This twisted old hawthorne tree is so interestingly shaped. Look how it grew back together at the top.
And now, back at the farm. I found that the garlic I planted last October is sprouting. Notice the chicken wire covering the patch? That's because chickens seem to find it irresistible to dig up the thick mulch covering the garlic. Then they damage the young shoots and I lose part of my crop! This makes it impossible to dig in and they don't seem to like to walk on it.
Now I'm hoping this cold snap blows through quickly and we can get back to spring!
We still have ONE Idaho Pasture Piglet available. It can go to it's new home in the middle of April. Email the "Contact Me" link above to the right or call if you're interested. 814-274-7825. Please leave a message with your phone number if there's no answer. We might be working outside! We'll get back to you ASAP.
Posted by Sharon at 7:18 AM
Monday, March 21, 2016
As seen in the January/February issue of "Grit" magazine. Tired of pastures that look like a bomb struck?
Idaho Pasture Pigs are bred to be grazing pigs rather than rooting pigs. After the first year in your pasture, your pigs will simply eat the grasses rather than root them up.
IPPs are a smaller pig and perfect for the small homestead farmer. They have a delicious, richly flavored, more marbled meat.
For more information about Idaho Pasture Pigs, click on the page link at the top of this blog for Idaho Pastured Pigs.
Breeding Pairs $700, Gilts $350, Boars $350, Barrows $125.
Please use the "Contact Me" bar to the right if you're interested and for more information.
Posted by Sharon at 12:33 PM
Sunday, March 20, 2016
The honeybees have been making forays out into the bleak, bleak, grey and brown world of very early spring. I feel so bad for them because there is just nothing for them out there - until I noticed this busy little honeybee on one of my crocus.
I know it's important to feed the bees in the spring, but it must be so completely satisfying for them to be able to bring back something natural to the hive. This honeybee forager is fulfilling her role in life!
So, I vowed that this spring, I will plant many, many more crocuses, daffodils, tulips, and other early-spring blooming flowers, just so these poor, hardworking bees can fulfill their destiny!
I'm looking forward to the emergence of the smiling faces of the first dandelions and the abundance they bring to the unfortunate bees!
Posted by Sharon at 9:11 AM
Friday, March 11, 2016
In the heart of winter, it's hard to even remember what the world felt like when it was warm and green. But slowly and inexorably the earth turns and the seasons begin to shift.
The temperatures have climbed up to the 60s!
This year, due to being over scheduled and overwhelmed, we decided to take off a year from maple syrup production. It looks like we picked the proper year for it because I think the season is going to be (sadly, for the producers) very short. The warm temperatures will make the trees get buds and the sap gets yucky. It gets a slimy look to it and a kind of nasty smell and that's the end of the season.

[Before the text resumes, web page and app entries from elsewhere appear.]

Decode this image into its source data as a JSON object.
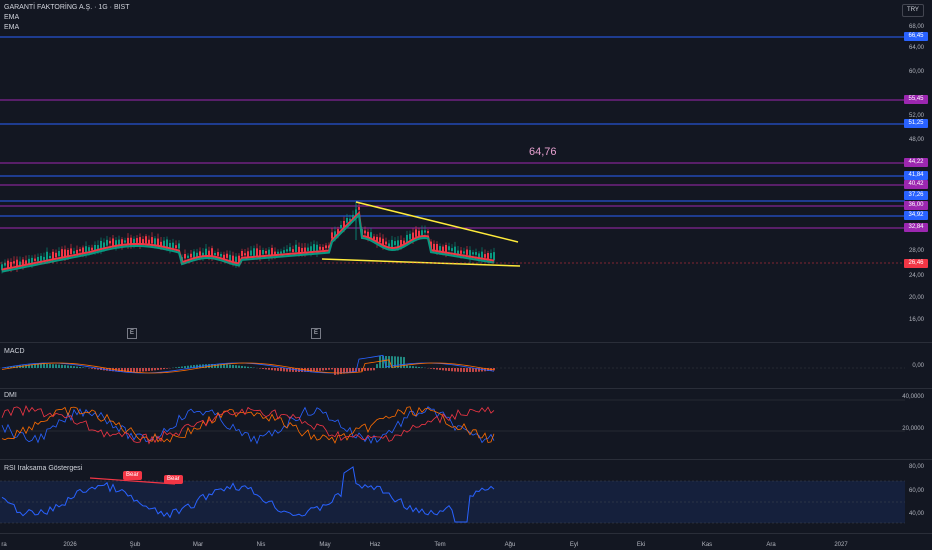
{
  "header": {
    "symbol_title": "GARANTİ FAKTORİNG A.Ş. · 1G · BIST",
    "indicator_1": "EMA",
    "indicator_2": "EMA",
    "currency": "TRY"
  },
  "price_axis": {
    "ticks": [
      "68,00",
      "64,00",
      "60,00",
      "52,00",
      "48,00",
      "28,00",
      "24,00",
      "20,00",
      "16,00"
    ]
  },
  "price_tags": [
    {
      "label": "66,45",
      "color": "#2962ff"
    },
    {
      "label": "55,45",
      "color": "#9c27b0"
    },
    {
      "label": "51,25",
      "color": "#2962ff"
    },
    {
      "label": "44,22",
      "color": "#9c27b0"
    },
    {
      "label": "41,84",
      "color": "#2962ff"
    },
    {
      "label": "40,42",
      "color": "#9c27b0"
    },
    {
      "label": "37,26",
      "color": "#2962ff"
    },
    {
      "label": "36,00",
      "color": "#9c27b0"
    },
    {
      "label": "34,92",
      "color": "#2962ff"
    },
    {
      "label": "32,84",
      "color": "#9c27b0"
    },
    {
      "label": "26,46",
      "color": "#f23645"
    }
  ],
  "annotation_value": "64,76",
  "earnings_marker": "E",
  "macd": {
    "label": "MACD",
    "tick": "0,00"
  },
  "dmi": {
    "label": "DMI",
    "ticks": [
      "40,0000",
      "20,0000"
    ]
  },
  "rsi": {
    "label": "RSI Iraksama Göstergesi",
    "ticks": [
      "80,00",
      "60,00",
      "40,00"
    ],
    "bear_1": "Bear",
    "bear_2": "Bear"
  },
  "time_axis": [
    "ra",
    "2026",
    "Şub",
    "Mar",
    "Nis",
    "May",
    "Haz",
    "Tem",
    "Ağu",
    "Eyl",
    "Eki",
    "Kas",
    "Ara",
    "2027"
  ],
  "colors": {
    "background": "#131722",
    "ema_fast": "#f23645",
    "ema_slow": "#089981",
    "wedge": "#ffeb3b",
    "blue_level": "#2962ff",
    "purple_level": "#9c27b0"
  }
}
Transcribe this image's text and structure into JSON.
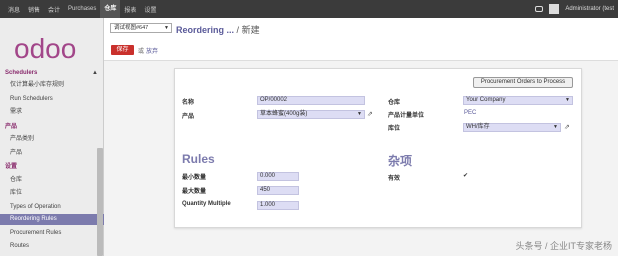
{
  "topbar": {
    "menu": [
      "消息",
      "销售",
      "会计",
      "Purchases",
      "仓库",
      "报表",
      "设置"
    ],
    "active": "仓库",
    "user": "Administrator (test"
  },
  "logo": "odoo",
  "sidebar": {
    "items": [
      {
        "label": "Schedulers",
        "section": true
      },
      {
        "label": "仅计算最小库存规则"
      },
      {
        "label": "Run Schedulers"
      },
      {
        "label": "需求"
      },
      {
        "label": "产品",
        "section": true
      },
      {
        "label": "产品类别"
      },
      {
        "label": "产品"
      },
      {
        "label": "设置",
        "section": true
      },
      {
        "label": "仓库"
      },
      {
        "label": "库位"
      },
      {
        "label": "Types of Operation"
      },
      {
        "label": "Reordering Rules",
        "active": true
      },
      {
        "label": "Procurement Rules"
      },
      {
        "label": "Routes"
      }
    ]
  },
  "header": {
    "view_select": "调试视图#647",
    "breadcrumb_link": "Reordering ...",
    "breadcrumb_sep": "/",
    "breadcrumb_current": "新建",
    "save_label": "保存",
    "or_label": "或",
    "discard_label": "放弃"
  },
  "form": {
    "proc_button": "Procurement Orders to Process",
    "name_label": "名称",
    "name_value": "OP/00002",
    "product_label": "产品",
    "product_value": "草本蜂蜜(400g装)",
    "warehouse_label": "仓库",
    "warehouse_value": "Your Company",
    "uom_label": "产品计量单位",
    "uom_value": "PEC",
    "location_label": "库位",
    "location_value": "WH/库存",
    "rules_title": "Rules",
    "misc_title": "杂项",
    "min_label": "最小数量",
    "min_value": "0.000",
    "max_label": "最大数量",
    "max_value": "450",
    "multiple_label": "Quantity Multiple",
    "multiple_value": "1.000",
    "active_label": "有效",
    "active_checked": "✔"
  },
  "watermark": "头条号 / 企业IT专家老杨",
  "colors": {
    "accent": "#7c7bad",
    "save": "#c9302c",
    "field_bg": "#ddddf4"
  }
}
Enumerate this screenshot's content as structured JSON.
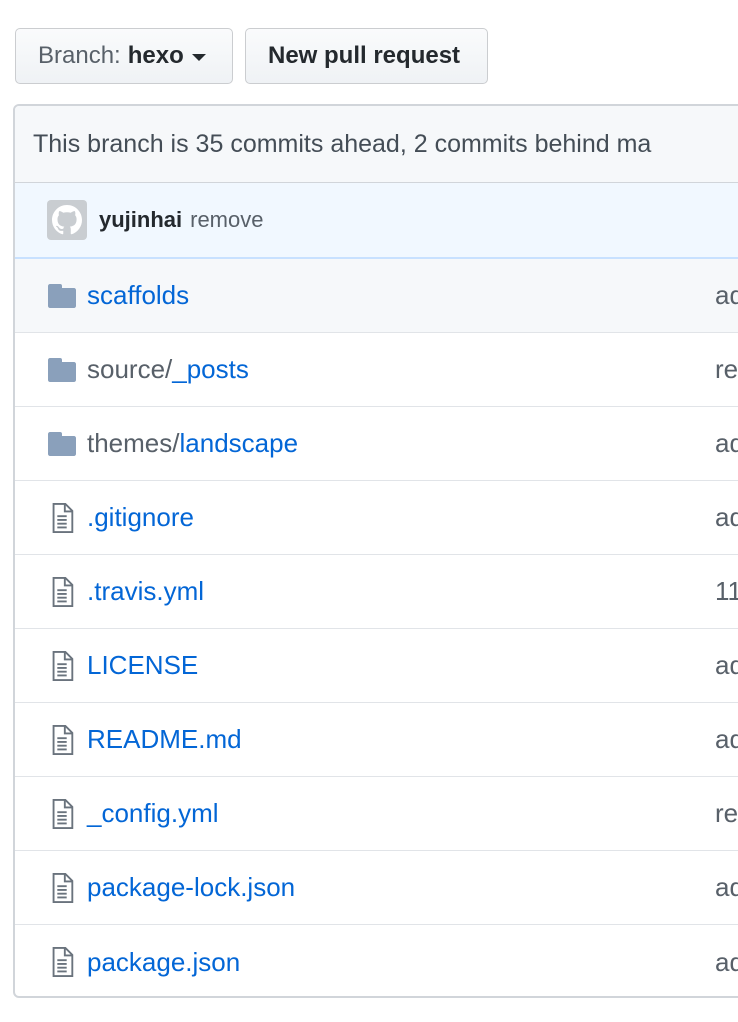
{
  "toolbar": {
    "branch_prefix": "Branch:",
    "branch_name": "hexo",
    "new_pr_label": "New pull request"
  },
  "ahead_message": "This branch is 35 commits ahead, 2 commits behind ma",
  "latest_commit": {
    "author": "yujinhai",
    "message": "remove"
  },
  "files": [
    {
      "type": "folder",
      "dir": "",
      "name": "scaffolds",
      "msg": "ad"
    },
    {
      "type": "folder",
      "dir": "source/",
      "name": "_posts",
      "msg": "re"
    },
    {
      "type": "folder",
      "dir": "themes/",
      "name": "landscape",
      "msg": "ad"
    },
    {
      "type": "file",
      "dir": "",
      "name": ".gitignore",
      "msg": "ad"
    },
    {
      "type": "file",
      "dir": "",
      "name": ".travis.yml",
      "msg": "11"
    },
    {
      "type": "file",
      "dir": "",
      "name": "LICENSE",
      "msg": "ad"
    },
    {
      "type": "file",
      "dir": "",
      "name": "README.md",
      "msg": "ad"
    },
    {
      "type": "file",
      "dir": "",
      "name": "_config.yml",
      "msg": "re"
    },
    {
      "type": "file",
      "dir": "",
      "name": "package-lock.json",
      "msg": "ad"
    },
    {
      "type": "file",
      "dir": "",
      "name": "package.json",
      "msg": "ad"
    }
  ],
  "icons": {
    "folder": "folder-icon",
    "file": "file-icon",
    "avatar": "github-octocat-icon",
    "caret": "caret-down-icon"
  },
  "colors": {
    "link": "#0366d6",
    "folder_icon": "#79b8ff",
    "muted": "#586069",
    "commit_bar_bg": "#f1f8ff"
  }
}
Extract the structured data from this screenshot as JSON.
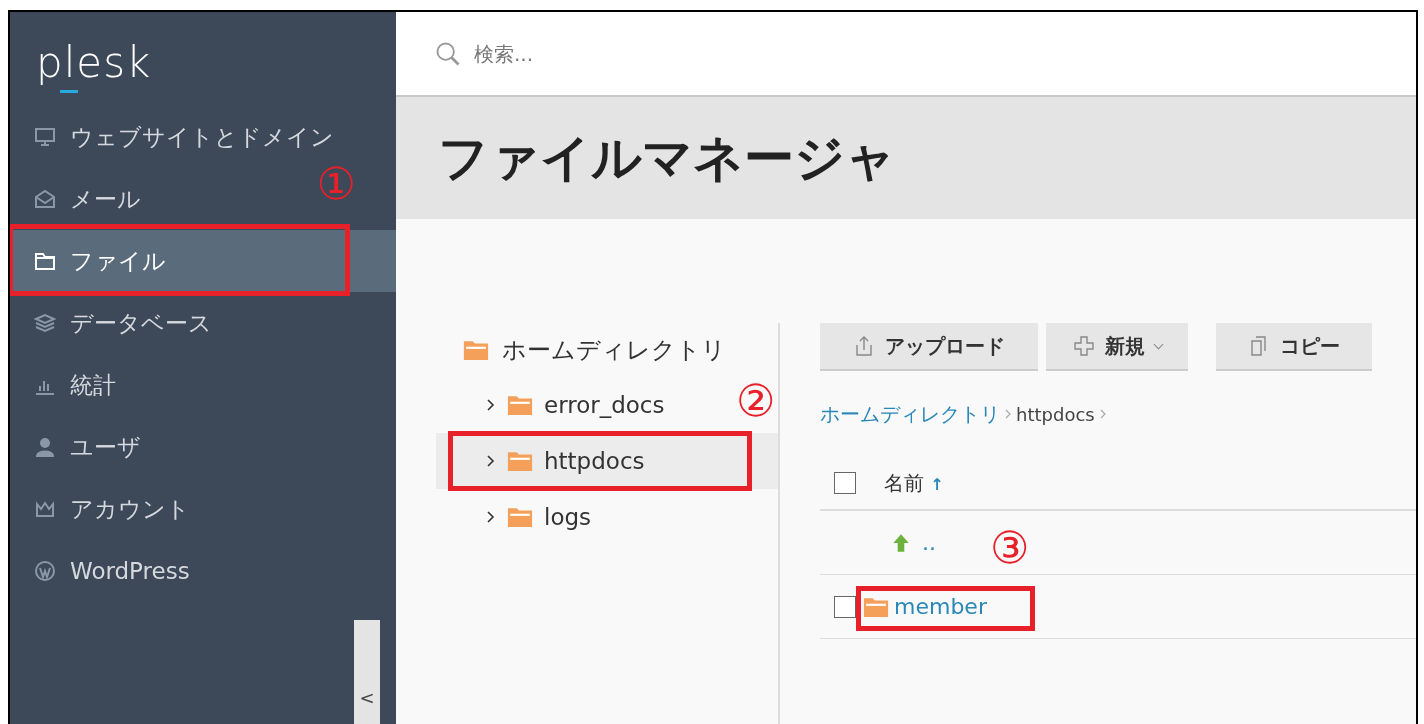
{
  "sidebar": {
    "logo": "plesk",
    "items": [
      {
        "label": "ウェブサイトとドメイン",
        "selected": false,
        "highlighted": false
      },
      {
        "label": "メール",
        "selected": false,
        "highlighted": false
      },
      {
        "label": "ファイル",
        "selected": true,
        "highlighted": true,
        "callout": "①"
      },
      {
        "label": "データベース",
        "selected": false,
        "highlighted": false
      },
      {
        "label": "統計",
        "selected": false,
        "highlighted": false
      },
      {
        "label": "ユーザ",
        "selected": false,
        "highlighted": false
      },
      {
        "label": "アカウント",
        "selected": false,
        "highlighted": false
      },
      {
        "label": "WordPress",
        "selected": false,
        "highlighted": false
      }
    ],
    "toggle": "<"
  },
  "search": {
    "placeholder": "検索..."
  },
  "page_title": "ファイルマネージャ",
  "tree": {
    "label": "ホームディレクトリ",
    "children": [
      {
        "label": "error_docs",
        "selected": false,
        "highlighted": false
      },
      {
        "label": "httpdocs",
        "selected": true,
        "highlighted": true,
        "callout": "②"
      },
      {
        "label": "logs",
        "selected": false,
        "highlighted": false
      }
    ]
  },
  "toolbar": [
    {
      "label": "アップロード",
      "dropdown": false
    },
    {
      "label": "新規",
      "dropdown": true
    },
    {
      "label": "コピー",
      "dropdown": false
    }
  ],
  "breadcrumb": [
    {
      "label": "ホームディレクトリ",
      "link": true
    },
    {
      "label": "httpdocs",
      "link": false
    }
  ],
  "table": {
    "select_all": {
      "checked": false
    },
    "columns": [
      {
        "label": "名前",
        "sort": "↑"
      }
    ],
    "rows": [
      {
        "kind": "parent",
        "name": ".."
      },
      {
        "kind": "folder",
        "name": "member",
        "checked": false,
        "highlighted": true,
        "callout": "③"
      }
    ]
  }
}
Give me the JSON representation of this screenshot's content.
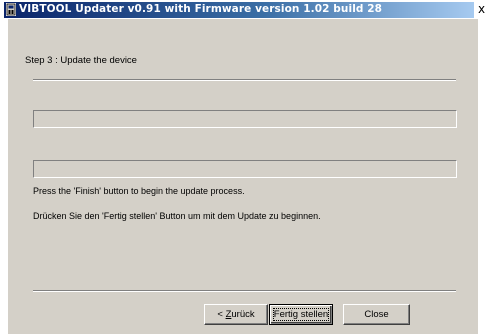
{
  "window": {
    "title": "VIBTOOL Updater v0.91 with Firmware version 1.02 build 28",
    "close_glyph": "x"
  },
  "step": {
    "title": "Step 3 : Update the device"
  },
  "progress": {
    "bar1_value": 0,
    "bar2_value": 0
  },
  "messages": {
    "english": "Press the 'Finish' button to begin the update process.",
    "german": "Drücken Sie den 'Fertig stellen' Button um mit dem Update zu beginnen."
  },
  "buttons": {
    "back_prefix": "< ",
    "back_mnemonic": "Z",
    "back_rest": "urück",
    "finish": "Fertig stellen",
    "close": "Close"
  },
  "icons": {
    "app": "app-icon",
    "close": "close-icon"
  },
  "colors": {
    "face": "#d4d0c8",
    "title_start": "#0a246a",
    "title_end": "#a6caf0"
  }
}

The red wing blackbirds are back and their familiar trill can be heard throughout the day. And I had heard that there were robin sightings, but didn't believe it until I finally saw some myself. The red breast of robins and their cheerful little chirps definitely mean spring is on it's way.
Then there's one final sign of spring. All the animals are shedding. Violet the goat, looks like a refugee from a yarn factory. She has long, angora-like fur and it comes off her in ropes. Yesterday, I gave Bandit a good combing and I think I could have made another horse out of the hair I took off him!
Happy, Happy Spring!
Awake, thou wintry earth -
Fling off thy sadness!
Fair vernal flowers, laugh forth
Your ancient gladness!
~Thomas Blackburn, "An Easter Hymn"
Now, I'm waiting for that one more wintery blast.......
Posted by Sharon at 5:31 AM